  14. Yes and no. Yes, Alexa is obviously a very attractive female and that beauty definitely doesn't hurt her. There's no argument there. But Paige was/is also super attractive and couldn't make any of her various roles work since returning to the company. Charlotte Flair is attractive, has the "pedigree," and has been positioned as the top female worker in the company. She still couldn't get over as a babyface no matter how hard they tried. Lana could only do one thing - Rusev's evil Russian manager. Any other role? Pretty much woeful. Nikki Bella and Brie Bella are gorgeous, but Brie was not good in the ring and not much better in the promo/acting department. Nikki eventually became pretty good in the ring (or at least had made huge improvements in her last few years) but, yeah, on her best day, she still couldn't touch Alexa in the promo department. Even at her peak, Nikki couldn't "own the stage" the way Alexa has. And the list goes on of beautiful, beautiful women - Stacy Keibler, Kelly Kelly, Torrie Wilson, Sable - who didn't have the versatility of Alexa Bliss, who couldn't get over as a babyface and a heel, who couldn't be taken seriously as a wrestler and manager. So, yes and no. Yes, she's gorgeous and that undoubtedly helps her get her character over, makes her even more popular, etc.

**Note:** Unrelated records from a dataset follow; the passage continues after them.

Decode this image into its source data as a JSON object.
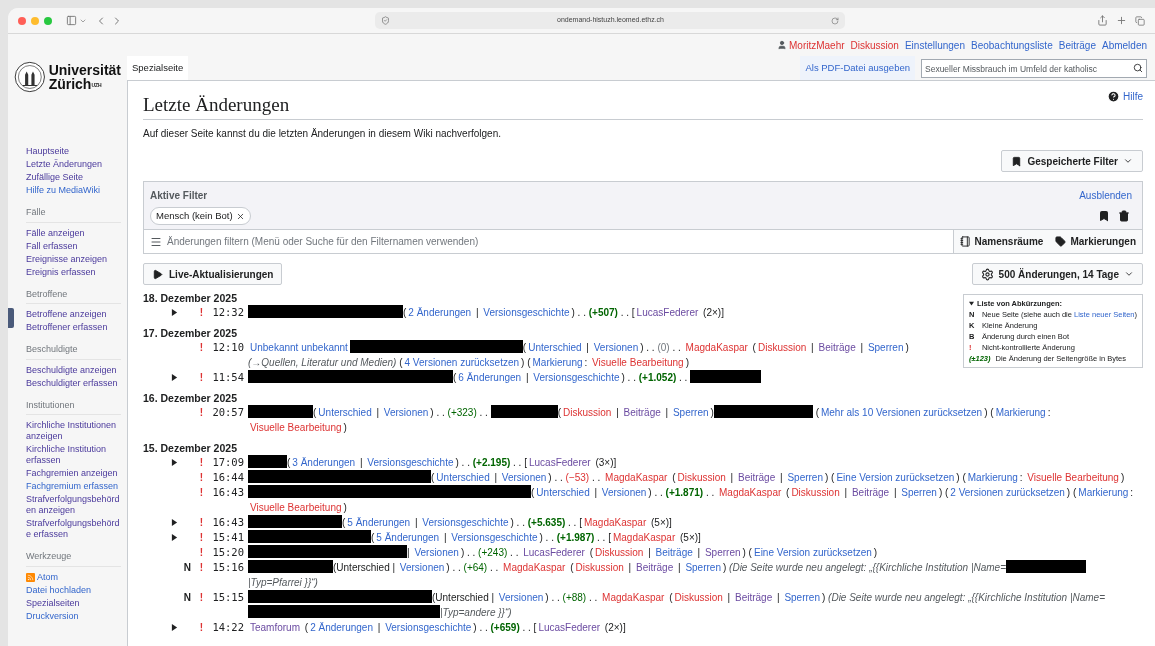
{
  "browser": {
    "url": "ondemand-histuzh.leomed.ethz.ch"
  },
  "user_bar": {
    "user": {
      "text": "MoritzMaehr",
      "kind": "redlink"
    },
    "links": [
      {
        "text": "Diskussion",
        "kind": "redlink"
      },
      {
        "text": "Einstellungen",
        "kind": "link"
      },
      {
        "text": "Beobachtungsliste",
        "kind": "link"
      },
      {
        "text": "Beiträge",
        "kind": "link"
      },
      {
        "text": "Abmelden",
        "kind": "link"
      }
    ]
  },
  "logo": {
    "line1": "Universität",
    "line2": "Zürich$^{UZH}$"
  },
  "tabs": [
    {
      "label": "Spezialseite",
      "selected": true
    }
  ],
  "actions": [
    {
      "label": "Als PDF-Datei ausgeben",
      "selected": false
    }
  ],
  "search": {
    "placeholder": "Sexueller Missbrauch im Umfeld der katholisc"
  },
  "sidebar": [
    {
      "items": [
        {
          "label": "Hauptseite",
          "visited": true
        },
        {
          "label": "Letzte Änderungen",
          "visited": true
        },
        {
          "label": "Zufällige Seite",
          "visited": true
        },
        {
          "label": "Hilfe zu MediaWiki",
          "visited": false
        }
      ]
    },
    {
      "heading": "Fälle",
      "items": [
        {
          "label": "Fälle anzeigen",
          "visited": true
        },
        {
          "label": "Fall erfassen",
          "visited": true
        },
        {
          "label": "Ereignisse anzeigen",
          "visited": true
        },
        {
          "label": "Ereignis erfassen",
          "visited": true
        }
      ]
    },
    {
      "heading": "Betroffene",
      "items": [
        {
          "label": "Betroffene anzeigen",
          "visited": true
        },
        {
          "label": "Betroffener erfassen",
          "visited": true
        }
      ]
    },
    {
      "heading": "Beschuldigte",
      "items": [
        {
          "label": "Beschuldigte anzeigen",
          "visited": true
        },
        {
          "label": "Beschuldigter erfassen",
          "visited": true
        }
      ]
    },
    {
      "heading": "Institutionen",
      "items": [
        {
          "label": "Kirchliche Institutionen anzeigen",
          "visited": true
        },
        {
          "label": "Kirchliche Institution erfassen",
          "visited": true
        },
        {
          "label": "Fachgremien anzeigen",
          "visited": true
        },
        {
          "label": "Fachgremium erfassen",
          "visited": false
        },
        {
          "label": "Strafverfolgungsbehörden anzeigen",
          "visited": true
        },
        {
          "label": "Strafverfolgungsbehörde erfassen",
          "visited": true
        }
      ]
    },
    {
      "heading": "Werkzeuge",
      "items": [
        {
          "label": "Atom",
          "visited": false,
          "kind": "feed"
        },
        {
          "label": "Datei hochladen",
          "visited": false
        },
        {
          "label": "Spezialseiten",
          "visited": true
        },
        {
          "label": "Druckversion",
          "visited": false
        }
      ]
    }
  ],
  "page": {
    "title": "Letzte Änderungen",
    "help": "Hilfe",
    "intro": "Auf dieser Seite kannst du die letzten Änderungen in diesem Wiki nachverfolgen.",
    "saved_filters": "Gespeicherte Filter",
    "active_filters": {
      "title": "Aktive Filter",
      "hide": "Ausblenden",
      "chips": [
        "Mensch (kein Bot)"
      ]
    },
    "filter_input": {
      "placeholder": "Änderungen filtern (Menü oder Suche für den Filternamen verwenden)"
    },
    "namespaces": "Namensräume",
    "tags": "Markierungen",
    "live": "Live-Aktualisierungen",
    "limit": "500 Änderungen, 14 Tage"
  },
  "legend": {
    "title": "Liste von Abkürzungen:",
    "expanded": true,
    "entries": [
      {
        "key": "N",
        "kind": "flag",
        "parts": [
          {
            "kind": "text",
            "text": "Neue Seite (siehe auch die "
          },
          {
            "kind": "link",
            "text": "Liste neuer Seiten"
          },
          {
            "kind": "text",
            "text": ")"
          }
        ]
      },
      {
        "key": "K",
        "kind": "flag",
        "parts": [
          {
            "kind": "text",
            "text": "Kleine Änderung"
          }
        ]
      },
      {
        "key": "B",
        "kind": "flag",
        "parts": [
          {
            "kind": "text",
            "text": "Änderung durch einen Bot"
          }
        ]
      },
      {
        "key": "!",
        "kind": "unpatrolled",
        "parts": [
          {
            "kind": "text",
            "text": "Nicht-kontrollierte Änderung"
          }
        ]
      },
      {
        "key": "(±123)",
        "kind": "size",
        "parts": [
          {
            "kind": "text",
            "text": "Die Änderung der Seitengröße in Bytes"
          }
        ]
      }
    ]
  },
  "days": [
    {
      "date": "18. Dezember 2025",
      "rows": [
        {
          "expanded": false,
          "marker": "!",
          "time": "12:32",
          "segments": [
            {
              "kind": "redacted"
            },
            {
              "kind": "text",
              "text": "("
            },
            {
              "kind": "link",
              "text": "2 Änderungen"
            },
            {
              "kind": "text",
              "text": " | "
            },
            {
              "kind": "link",
              "text": "Versionsgeschichte"
            },
            {
              "kind": "text",
              "text": ") . . "
            },
            {
              "kind": "plus",
              "text": "(+507)"
            },
            {
              "kind": "text",
              "text": " . . ["
            },
            {
              "kind": "visited",
              "text": "LucasFederer"
            },
            {
              "kind": "text",
              "text": " (2×)]"
            }
          ]
        }
      ]
    },
    {
      "date": "17. Dezember 2025",
      "rows": [
        {
          "marker": "!",
          "time": "12:10",
          "segments": [
            {
              "kind": "link",
              "text": "Unbekannt unbekannt"
            },
            {
              "kind": "redacted"
            },
            {
              "kind": "text",
              "text": "("
            },
            {
              "kind": "link",
              "text": "Unterschied"
            },
            {
              "kind": "text",
              "text": " | "
            },
            {
              "kind": "link",
              "text": "Versionen"
            },
            {
              "kind": "text",
              "text": ") . . "
            },
            {
              "kind": "grey",
              "text": "(0)"
            },
            {
              "kind": "text",
              "text": " . . "
            },
            {
              "kind": "redlink",
              "text": "MagdaKaspar"
            },
            {
              "kind": "text",
              "text": " ("
            },
            {
              "kind": "redlink",
              "text": "Diskussion"
            },
            {
              "kind": "text",
              "text": " | "
            },
            {
              "kind": "visited",
              "text": "Beiträge"
            },
            {
              "kind": "text",
              "text": " | "
            },
            {
              "kind": "link",
              "text": "Sperren"
            },
            {
              "kind": "text",
              "text": ") "
            },
            {
              "kind": "comment",
              "text": "(→Quellen, Literatur und Medien)"
            },
            {
              "kind": "text",
              "text": " ("
            },
            {
              "kind": "link",
              "text": "4 Versionen zurücksetzen"
            },
            {
              "kind": "text",
              "text": ") ("
            },
            {
              "kind": "link",
              "text": "Markierung"
            },
            {
              "kind": "text",
              "text": ": "
            },
            {
              "kind": "redlink",
              "text": "Visuelle Bearbeitung"
            },
            {
              "kind": "text",
              "text": ")"
            }
          ]
        },
        {
          "expanded": false,
          "marker": "!",
          "time": "11:54",
          "segments": [
            {
              "kind": "redacted"
            },
            {
              "kind": "text",
              "text": "("
            },
            {
              "kind": "link",
              "text": "6 Änderungen"
            },
            {
              "kind": "text",
              "text": " | "
            },
            {
              "kind": "link",
              "text": "Versionsgeschichte"
            },
            {
              "kind": "text",
              "text": ") . . "
            },
            {
              "kind": "plus",
              "text": "(+1.052)"
            },
            {
              "kind": "text",
              "text": " . . "
            },
            {
              "kind": "redacted"
            }
          ]
        }
      ]
    },
    {
      "date": "16. Dezember 2025",
      "rows": [
        {
          "marker": "!",
          "time": "20:57",
          "segments": [
            {
              "kind": "redacted"
            },
            {
              "kind": "text",
              "text": "("
            },
            {
              "kind": "link",
              "text": "Unterschied"
            },
            {
              "kind": "text",
              "text": " | "
            },
            {
              "kind": "link",
              "text": "Versionen"
            },
            {
              "kind": "text",
              "text": ") . . "
            },
            {
              "kind": "plus_plain",
              "text": "(+323)"
            },
            {
              "kind": "text",
              "text": " . . "
            },
            {
              "kind": "redacted"
            },
            {
              "kind": "text",
              "text": "("
            },
            {
              "kind": "redlink",
              "text": "Diskussion"
            },
            {
              "kind": "text",
              "text": " | "
            },
            {
              "kind": "visited",
              "text": "Beiträge"
            },
            {
              "kind": "text",
              "text": " | "
            },
            {
              "kind": "link",
              "text": "Sperren"
            },
            {
              "kind": "text",
              "text": ")"
            },
            {
              "kind": "redacted"
            },
            {
              "kind": "text",
              "text": " ("
            },
            {
              "kind": "link",
              "text": "Mehr als 10 Versionen zurücksetzen"
            },
            {
              "kind": "text",
              "text": ") ("
            },
            {
              "kind": "link",
              "text": "Markierung"
            },
            {
              "kind": "text",
              "text": ": "
            },
            {
              "kind": "redlink",
              "text": "Visuelle Bearbeitung"
            },
            {
              "kind": "text",
              "text": ")"
            }
          ]
        }
      ]
    },
    {
      "date": "15. Dezember 2025",
      "rows": [
        {
          "expanded": false,
          "marker": "!",
          "time": "17:09",
          "segments": [
            {
              "kind": "redacted"
            },
            {
              "kind": "text",
              "text": "("
            },
            {
              "kind": "link",
              "text": "3 Änderungen"
            },
            {
              "kind": "text",
              "text": " | "
            },
            {
              "kind": "link",
              "text": "Versionsgeschichte"
            },
            {
              "kind": "text",
              "text": ") . . "
            },
            {
              "kind": "plus",
              "text": "(+2.195)"
            },
            {
              "kind": "text",
              "text": " . . ["
            },
            {
              "kind": "visited",
              "text": "LucasFederer"
            },
            {
              "kind": "text",
              "text": " (3×)]"
            }
          ]
        },
        {
          "marker": "!",
          "time": "16:44",
          "segments": [
            {
              "kind": "redacted"
            },
            {
              "kind": "text",
              "text": "("
            },
            {
              "kind": "link",
              "text": "Unterschied"
            },
            {
              "kind": "text",
              "text": " | "
            },
            {
              "kind": "link",
              "text": "Versionen"
            },
            {
              "kind": "text",
              "text": ") . . "
            },
            {
              "kind": "minus",
              "text": "(−53)"
            },
            {
              "kind": "text",
              "text": " . . "
            },
            {
              "kind": "redlink",
              "text": "MagdaKaspar"
            },
            {
              "kind": "text",
              "text": " ("
            },
            {
              "kind": "redlink",
              "text": "Diskussion"
            },
            {
              "kind": "text",
              "text": " | "
            },
            {
              "kind": "visited",
              "text": "Beiträge"
            },
            {
              "kind": "text",
              "text": " | "
            },
            {
              "kind": "link",
              "text": "Sperren"
            },
            {
              "kind": "text",
              "text": ") ("
            },
            {
              "kind": "link",
              "text": "Eine Version zurücksetzen"
            },
            {
              "kind": "text",
              "text": ") ("
            },
            {
              "kind": "link",
              "text": "Markierung"
            },
            {
              "kind": "text",
              "text": ": "
            },
            {
              "kind": "redlink",
              "text": "Visuelle Bearbeitung"
            },
            {
              "kind": "text",
              "text": ")"
            }
          ]
        },
        {
          "marker": "!",
          "time": "16:43",
          "segments": [
            {
              "kind": "redacted"
            },
            {
              "kind": "text",
              "text": "("
            },
            {
              "kind": "link",
              "text": "Unterschied"
            },
            {
              "kind": "text",
              "text": " | "
            },
            {
              "kind": "link",
              "text": "Versionen"
            },
            {
              "kind": "text",
              "text": ") . . "
            },
            {
              "kind": "plus",
              "text": "(+1.871)"
            },
            {
              "kind": "text",
              "text": " . . "
            },
            {
              "kind": "redlink",
              "text": "MagdaKaspar"
            },
            {
              "kind": "text",
              "text": " ("
            },
            {
              "kind": "redlink",
              "text": "Diskussion"
            },
            {
              "kind": "text",
              "text": " | "
            },
            {
              "kind": "visited",
              "text": "Beiträge"
            },
            {
              "kind": "text",
              "text": " | "
            },
            {
              "kind": "link",
              "text": "Sperren"
            },
            {
              "kind": "text",
              "text": ") ("
            },
            {
              "kind": "link",
              "text": "2 Versionen zurücksetzen"
            },
            {
              "kind": "text",
              "text": ") ("
            },
            {
              "kind": "link",
              "text": "Markierung"
            },
            {
              "kind": "text",
              "text": ": "
            },
            {
              "kind": "redlink",
              "text": "Visuelle Bearbeitung"
            },
            {
              "kind": "text",
              "text": ")"
            }
          ]
        },
        {
          "expanded": false,
          "marker": "!",
          "time": "16:43",
          "segments": [
            {
              "kind": "redacted"
            },
            {
              "kind": "text",
              "text": "("
            },
            {
              "kind": "link",
              "text": "5 Änderungen"
            },
            {
              "kind": "text",
              "text": " | "
            },
            {
              "kind": "link",
              "text": "Versionsgeschichte"
            },
            {
              "kind": "text",
              "text": ") . . "
            },
            {
              "kind": "plus",
              "text": "(+5.635)"
            },
            {
              "kind": "text",
              "text": " . . ["
            },
            {
              "kind": "redlink",
              "text": "MagdaKaspar"
            },
            {
              "kind": "text",
              "text": " (5×)]"
            }
          ]
        },
        {
          "expanded": false,
          "marker": "!",
          "time": "15:41",
          "segments": [
            {
              "kind": "redacted"
            },
            {
              "kind": "text",
              "text": "("
            },
            {
              "kind": "link",
              "text": "5 Änderungen"
            },
            {
              "kind": "text",
              "text": " | "
            },
            {
              "kind": "link",
              "text": "Versionsgeschichte"
            },
            {
              "kind": "text",
              "text": ") . . "
            },
            {
              "kind": "plus",
              "text": "(+1.987)"
            },
            {
              "kind": "text",
              "text": " . . ["
            },
            {
              "kind": "redlink",
              "text": "MagdaKaspar"
            },
            {
              "kind": "text",
              "text": " (5×)]"
            }
          ]
        },
        {
          "marker": "!",
          "time": "15:20",
          "segments": [
            {
              "kind": "redacted"
            },
            {
              "kind": "text",
              "text": "| "
            },
            {
              "kind": "link",
              "text": "Versionen"
            },
            {
              "kind": "text",
              "text": ") . . "
            },
            {
              "kind": "plus_plain",
              "text": "(+243)"
            },
            {
              "kind": "text",
              "text": " . . "
            },
            {
              "kind": "visited",
              "text": "LucasFederer"
            },
            {
              "kind": "text",
              "text": " ("
            },
            {
              "kind": "redlink",
              "text": "Diskussion"
            },
            {
              "kind": "text",
              "text": " | "
            },
            {
              "kind": "link",
              "text": "Beiträge"
            },
            {
              "kind": "text",
              "text": " | "
            },
            {
              "kind": "visited",
              "text": "Sperren"
            },
            {
              "kind": "text",
              "text": ") ("
            },
            {
              "kind": "link",
              "text": "Eine Version zurücksetzen"
            },
            {
              "kind": "text",
              "text": ")"
            }
          ]
        },
        {
          "flag": "N",
          "marker": "!",
          "time": "15:16",
          "segments": [
            {
              "kind": "redacted"
            },
            {
              "kind": "text",
              "text": "(Unterschied | "
            },
            {
              "kind": "link",
              "text": "Versionen"
            },
            {
              "kind": "text",
              "text": ") . . "
            },
            {
              "kind": "plus_plain",
              "text": "(+64)"
            },
            {
              "kind": "text",
              "text": " . . "
            },
            {
              "kind": "redlink",
              "text": "MagdaKaspar"
            },
            {
              "kind": "text",
              "text": " ("
            },
            {
              "kind": "redlink",
              "text": "Diskussion"
            },
            {
              "kind": "text",
              "text": " | "
            },
            {
              "kind": "visited",
              "text": "Beiträge"
            },
            {
              "kind": "text",
              "text": " | "
            },
            {
              "kind": "link",
              "text": "Sperren"
            },
            {
              "kind": "text",
              "text": ") "
            },
            {
              "kind": "comment",
              "text": "(Die Seite wurde neu angelegt: „{{Kirchliche Institution |Name="
            },
            {
              "kind": "redacted"
            },
            {
              "kind": "comment",
              "text": "|Typ=Pfarrei }}“)"
            }
          ]
        },
        {
          "flag": "N",
          "marker": "!",
          "time": "15:15",
          "segments": [
            {
              "kind": "redacted"
            },
            {
              "kind": "text",
              "text": "(Unterschied | "
            },
            {
              "kind": "link",
              "text": "Versionen"
            },
            {
              "kind": "text",
              "text": ") . . "
            },
            {
              "kind": "plus_plain",
              "text": "(+88)"
            },
            {
              "kind": "text",
              "text": " . . "
            },
            {
              "kind": "redlink",
              "text": "MagdaKaspar"
            },
            {
              "kind": "text",
              "text": " ("
            },
            {
              "kind": "redlink",
              "text": "Diskussion"
            },
            {
              "kind": "text",
              "text": " | "
            },
            {
              "kind": "visited",
              "text": "Beiträge"
            },
            {
              "kind": "text",
              "text": " | "
            },
            {
              "kind": "link",
              "text": "Sperren"
            },
            {
              "kind": "text",
              "text": ") "
            },
            {
              "kind": "comment",
              "text": "(Die Seite wurde neu angelegt: „{{Kirchliche Institution |Name="
            },
            {
              "kind": "redacted"
            },
            {
              "kind": "redacted"
            },
            {
              "kind": "comment",
              "text": "|Typ=andere }}“)"
            }
          ]
        },
        {
          "expanded": false,
          "marker": "!",
          "time": "14:22",
          "segments": [
            {
              "kind": "visited",
              "text": "Teamforum"
            },
            {
              "kind": "text",
              "text": " ("
            },
            {
              "kind": "link",
              "text": "2 Änderungen"
            },
            {
              "kind": "text",
              "text": " | "
            },
            {
              "kind": "link",
              "text": "Versionsgeschichte"
            },
            {
              "kind": "text",
              "text": ") . . "
            },
            {
              "kind": "plus",
              "text": "(+659)"
            },
            {
              "kind": "text",
              "text": " . . ["
            },
            {
              "kind": "visited",
              "text": "LucasFederer"
            },
            {
              "kind": "text",
              "text": " (2×)]"
            }
          ]
        }
      ]
    }
  ]
}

But, no, if it was all about looks, if it was all just her appearance, she wouldn't be so successful in multiple roles.